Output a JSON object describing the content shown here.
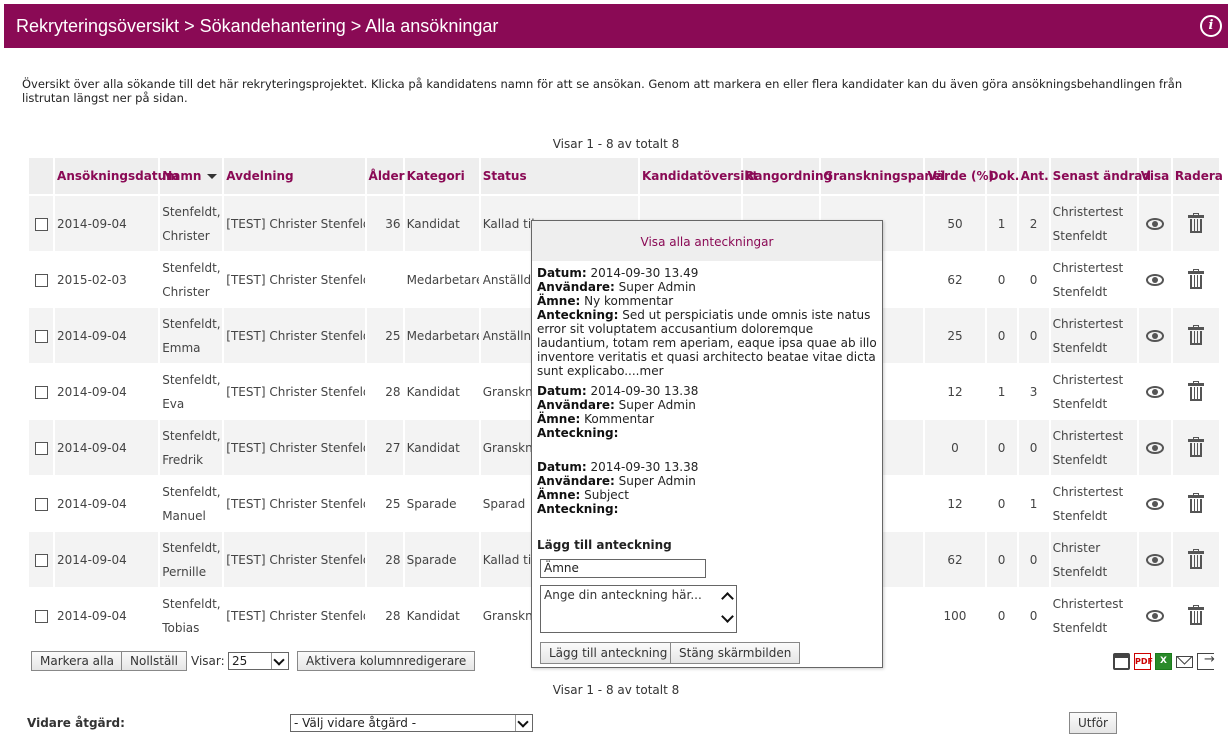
{
  "header": {
    "breadcrumb": [
      "Rekryteringsöversikt",
      "Sökandehantering",
      "Alla ansökningar"
    ],
    "separator": ">",
    "info_icon_glyph": "i",
    "background_color": "#8a0a55"
  },
  "intro": "Översikt över alla sökande till det här rekryteringsprojektet. Klicka på kandidatens namn för att se ansökan. Genom att markera en eller flera kandidater kan du även göra ansökningsbehandlingen från listrutan längst ner på sidan.",
  "showing_text": "Visar 1 - 8 av totalt 8",
  "table": {
    "columns": [
      "Ansökningsdatum",
      "Namn",
      "Avdelning",
      "Ålder",
      "Kategori",
      "Status",
      "Kandidatöversikt",
      "Rangordning",
      "Granskningspanel",
      "Värde (%)",
      "Dok.",
      "Ant.",
      "Senast ändrad",
      "Visa",
      "Radera"
    ],
    "rows": [
      {
        "date": "2014-09-04",
        "name_last": "Stenfeldt,",
        "name_first": "Christer",
        "dept": "[TEST] Christer Stenfeldt",
        "age": "36",
        "category": "Kandidat",
        "status": "Kallad til",
        "value": "50",
        "docs": "1",
        "notes": "2",
        "modified_1": "Christertest",
        "modified_2": "Stenfeldt"
      },
      {
        "date": "2015-02-03",
        "name_last": "Stenfeldt,",
        "name_first": "Christer",
        "dept": "[TEST] Christer Stenfeldt",
        "age": "",
        "category": "Medarbetare",
        "status": "Anställd",
        "value": "62",
        "docs": "0",
        "notes": "0",
        "modified_1": "Christertest",
        "modified_2": "Stenfeldt"
      },
      {
        "date": "2014-09-04",
        "name_last": "Stenfeldt,",
        "name_first": "Emma",
        "dept": "[TEST] Christer Stenfeldt",
        "age": "25",
        "category": "Medarbetare",
        "status": "Anställni",
        "value": "25",
        "docs": "0",
        "notes": "0",
        "modified_1": "Christertest",
        "modified_2": "Stenfeldt"
      },
      {
        "date": "2014-09-04",
        "name_last": "Stenfeldt,",
        "name_first": "Eva",
        "dept": "[TEST] Christer Stenfeldt",
        "age": "28",
        "category": "Kandidat",
        "status": "Granskni",
        "value": "12",
        "docs": "1",
        "notes": "3",
        "modified_1": "Christertest",
        "modified_2": "Stenfeldt"
      },
      {
        "date": "2014-09-04",
        "name_last": "Stenfeldt,",
        "name_first": "Fredrik",
        "dept": "[TEST] Christer Stenfeldt",
        "age": "27",
        "category": "Kandidat",
        "status": "Granskni",
        "value": "0",
        "docs": "0",
        "notes": "0",
        "modified_1": "Christertest",
        "modified_2": "Stenfeldt"
      },
      {
        "date": "2014-09-04",
        "name_last": "Stenfeldt,",
        "name_first": "Manuel",
        "dept": "[TEST] Christer Stenfeldt",
        "age": "25",
        "category": "Sparade",
        "status": "Sparad",
        "value": "12",
        "docs": "0",
        "notes": "1",
        "modified_1": "Christertest",
        "modified_2": "Stenfeldt"
      },
      {
        "date": "2014-09-04",
        "name_last": "Stenfeldt,",
        "name_first": "Pernille",
        "dept": "[TEST] Christer Stenfeldt",
        "age": "28",
        "category": "Sparade",
        "status": "Kallad til",
        "value": "62",
        "docs": "0",
        "notes": "0",
        "modified_1": "Christer",
        "modified_2": "Stenfeldt"
      },
      {
        "date": "2014-09-04",
        "name_last": "Stenfeldt,",
        "name_first": "Tobias",
        "dept": "[TEST] Christer Stenfeldt",
        "age": "28",
        "category": "Kandidat",
        "status": "Granskni",
        "value": "100",
        "docs": "0",
        "notes": "0",
        "modified_1": "Christertest",
        "modified_2": "Stenfeldt"
      }
    ]
  },
  "controls": {
    "select_all": "Markera alla",
    "reset": "Nollställ",
    "showing_label": "Visar:",
    "page_size": "25",
    "column_editor": "Aktivera kolumnredigerare"
  },
  "export_icons": [
    "print-icon",
    "pdf-icon",
    "excel-icon",
    "mail-icon",
    "export-icon"
  ],
  "export_glyphs": {
    "pdf": "PDF",
    "xls": "X"
  },
  "further_action": {
    "label": "Vidare åtgärd:",
    "placeholder": "- Välj vidare åtgärd -",
    "execute": "Utför"
  },
  "popup": {
    "title": "Visa alla anteckningar",
    "labels": {
      "date": "Datum:",
      "user": "Användare:",
      "subject": "Ämne:",
      "note": "Anteckning:"
    },
    "notes": [
      {
        "date": "2014-09-30 13.49",
        "user": "Super Admin",
        "subject": "Ny kommentar",
        "note": "Sed ut perspiciatis unde omnis iste natus error sit voluptatem accusantium doloremque laudantium, totam rem aperiam, eaque ipsa quae ab illo inventore veritatis et quasi architecto beatae vitae dicta sunt explicabo....mer"
      },
      {
        "date": "2014-09-30 13.38",
        "user": "Super Admin",
        "subject": "Kommentar",
        "note": ""
      },
      {
        "date": "2014-09-30 13.38",
        "user": "Super Admin",
        "subject": "Subject",
        "note": ""
      }
    ],
    "add_heading": "Lägg till anteckning",
    "subject_value": "Ämne",
    "note_placeholder": "Ange din anteckning här...",
    "add_button": "Lägg till anteckning",
    "close_button": "Stäng skärmbilden"
  }
}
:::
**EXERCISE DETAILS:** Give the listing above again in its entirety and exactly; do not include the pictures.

**EXERCISE RESULT:**
Output a JSON object describing the content shown here.
{
  "header": {
    "breadcrumb": [
      "Rekryteringsöversikt",
      "Sökandehantering",
      "Alla ansökningar"
    ],
    "separator": ">",
    "info_icon_glyph": "i",
    "background_color": "#8a0a55"
  },
  "intro": "Översikt över alla sökande till det här rekryteringsprojektet. Klicka på kandidatens namn för att se ansökan. Genom att markera en eller flera kandidater kan du även göra ansökningsbehandlingen från listrutan längst ner på sidan.",
  "showing_text": "Visar 1 - 8 av totalt 8",
  "table": {
    "columns": [
      "Ansökningsdatum",
      "Namn",
      "Avdelning",
      "Ålder",
      "Kategori",
      "Status",
      "Kandidatöversikt",
      "Rangordning",
      "Granskningspanel",
      "Värde (%)",
      "Dok.",
      "Ant.",
      "Senast ändrad",
      "Visa",
      "Radera"
    ],
    "rows": [
      {
        "date": "2014-09-04",
        "name_last": "Stenfeldt,",
        "name_first": "Christer",
        "dept": "[TEST] Christer Stenfeldt",
        "age": "36",
        "category": "Kandidat",
        "status": "Kallad til",
        "value": "50",
        "docs": "1",
        "notes": "2",
        "modified_1": "Christertest",
        "modified_2": "Stenfeldt"
      },
      {
        "date": "2015-02-03",
        "name_last": "Stenfeldt,",
        "name_first": "Christer",
        "dept": "[TEST] Christer Stenfeldt",
        "age": "",
        "category": "Medarbetare",
        "status": "Anställd",
        "value": "62",
        "docs": "0",
        "notes": "0",
        "modified_1": "Christertest",
        "modified_2": "Stenfeldt"
      },
      {
        "date": "2014-09-04",
        "name_last": "Stenfeldt,",
        "name_first": "Emma",
        "dept": "[TEST] Christer Stenfeldt",
        "age": "25",
        "category": "Medarbetare",
        "status": "Anställni",
        "value": "25",
        "docs": "0",
        "notes": "0",
        "modified_1": "Christertest",
        "modified_2": "Stenfeldt"
      },
      {
        "date": "2014-09-04",
        "name_last": "Stenfeldt,",
        "name_first": "Eva",
        "dept": "[TEST] Christer Stenfeldt",
        "age": "28",
        "category": "Kandidat",
        "status": "Granskni",
        "value": "12",
        "docs": "1",
        "notes": "3",
        "modified_1": "Christertest",
        "modified_2": "Stenfeldt"
      },
      {
        "date": "2014-09-04",
        "name_last": "Stenfeldt,",
        "name_first": "Fredrik",
        "dept": "[TEST] Christer Stenfeldt",
        "age": "27",
        "category": "Kandidat",
        "status": "Granskni",
        "value": "0",
        "docs": "0",
        "notes": "0",
        "modified_1": "Christertest",
        "modified_2": "Stenfeldt"
      },
      {
        "date": "2014-09-04",
        "name_last": "Stenfeldt,",
        "name_first": "Manuel",
        "dept": "[TEST] Christer Stenfeldt",
        "age": "25",
        "category": "Sparade",
        "status": "Sparad",
        "value": "12",
        "docs": "0",
        "notes": "1",
        "modified_1": "Christertest",
        "modified_2": "Stenfeldt"
      },
      {
        "date": "2014-09-04",
        "name_last": "Stenfeldt,",
        "name_first": "Pernille",
        "dept": "[TEST] Christer Stenfeldt",
        "age": "28",
        "category": "Sparade",
        "status": "Kallad til",
        "value": "62",
        "docs": "0",
        "notes": "0",
        "modified_1": "Christer",
        "modified_2": "Stenfeldt"
      },
      {
        "date": "2014-09-04",
        "name_last": "Stenfeldt,",
        "name_first": "Tobias",
        "dept": "[TEST] Christer Stenfeldt",
        "age": "28",
        "category": "Kandidat",
        "status": "Granskni",
        "value": "100",
        "docs": "0",
        "notes": "0",
        "modified_1": "Christertest",
        "modified_2": "Stenfeldt"
      }
    ]
  },
  "controls": {
    "select_all": "Markera alla",
    "reset": "Nollställ",
    "showing_label": "Visar:",
    "page_size": "25",
    "column_editor": "Aktivera kolumnredigerare"
  },
  "export_icons": [
    "print-icon",
    "pdf-icon",
    "excel-icon",
    "mail-icon",
    "export-icon"
  ],
  "export_glyphs": {
    "pdf": "PDF",
    "xls": "X"
  },
  "further_action": {
    "label": "Vidare åtgärd:",
    "placeholder": "- Välj vidare åtgärd -",
    "execute": "Utför"
  },
  "popup": {
    "title": "Visa alla anteckningar",
    "labels": {
      "date": "Datum:",
      "user": "Användare:",
      "subject": "Ämne:",
      "note": "Anteckning:"
    },
    "notes": [
      {
        "date": "2014-09-30 13.49",
        "user": "Super Admin",
        "subject": "Ny kommentar",
        "note": "Sed ut perspiciatis unde omnis iste natus error sit voluptatem accusantium doloremque laudantium, totam rem aperiam, eaque ipsa quae ab illo inventore veritatis et quasi architecto beatae vitae dicta sunt explicabo....mer"
      },
      {
        "date": "2014-09-30 13.38",
        "user": "Super Admin",
        "subject": "Kommentar",
        "note": ""
      },
      {
        "date": "2014-09-30 13.38",
        "user": "Super Admin",
        "subject": "Subject",
        "note": ""
      }
    ],
    "add_heading": "Lägg till anteckning",
    "subject_value": "Ämne",
    "note_placeholder": "Ange din anteckning här...",
    "add_button": "Lägg till anteckning",
    "close_button": "Stäng skärmbilden"
  }
}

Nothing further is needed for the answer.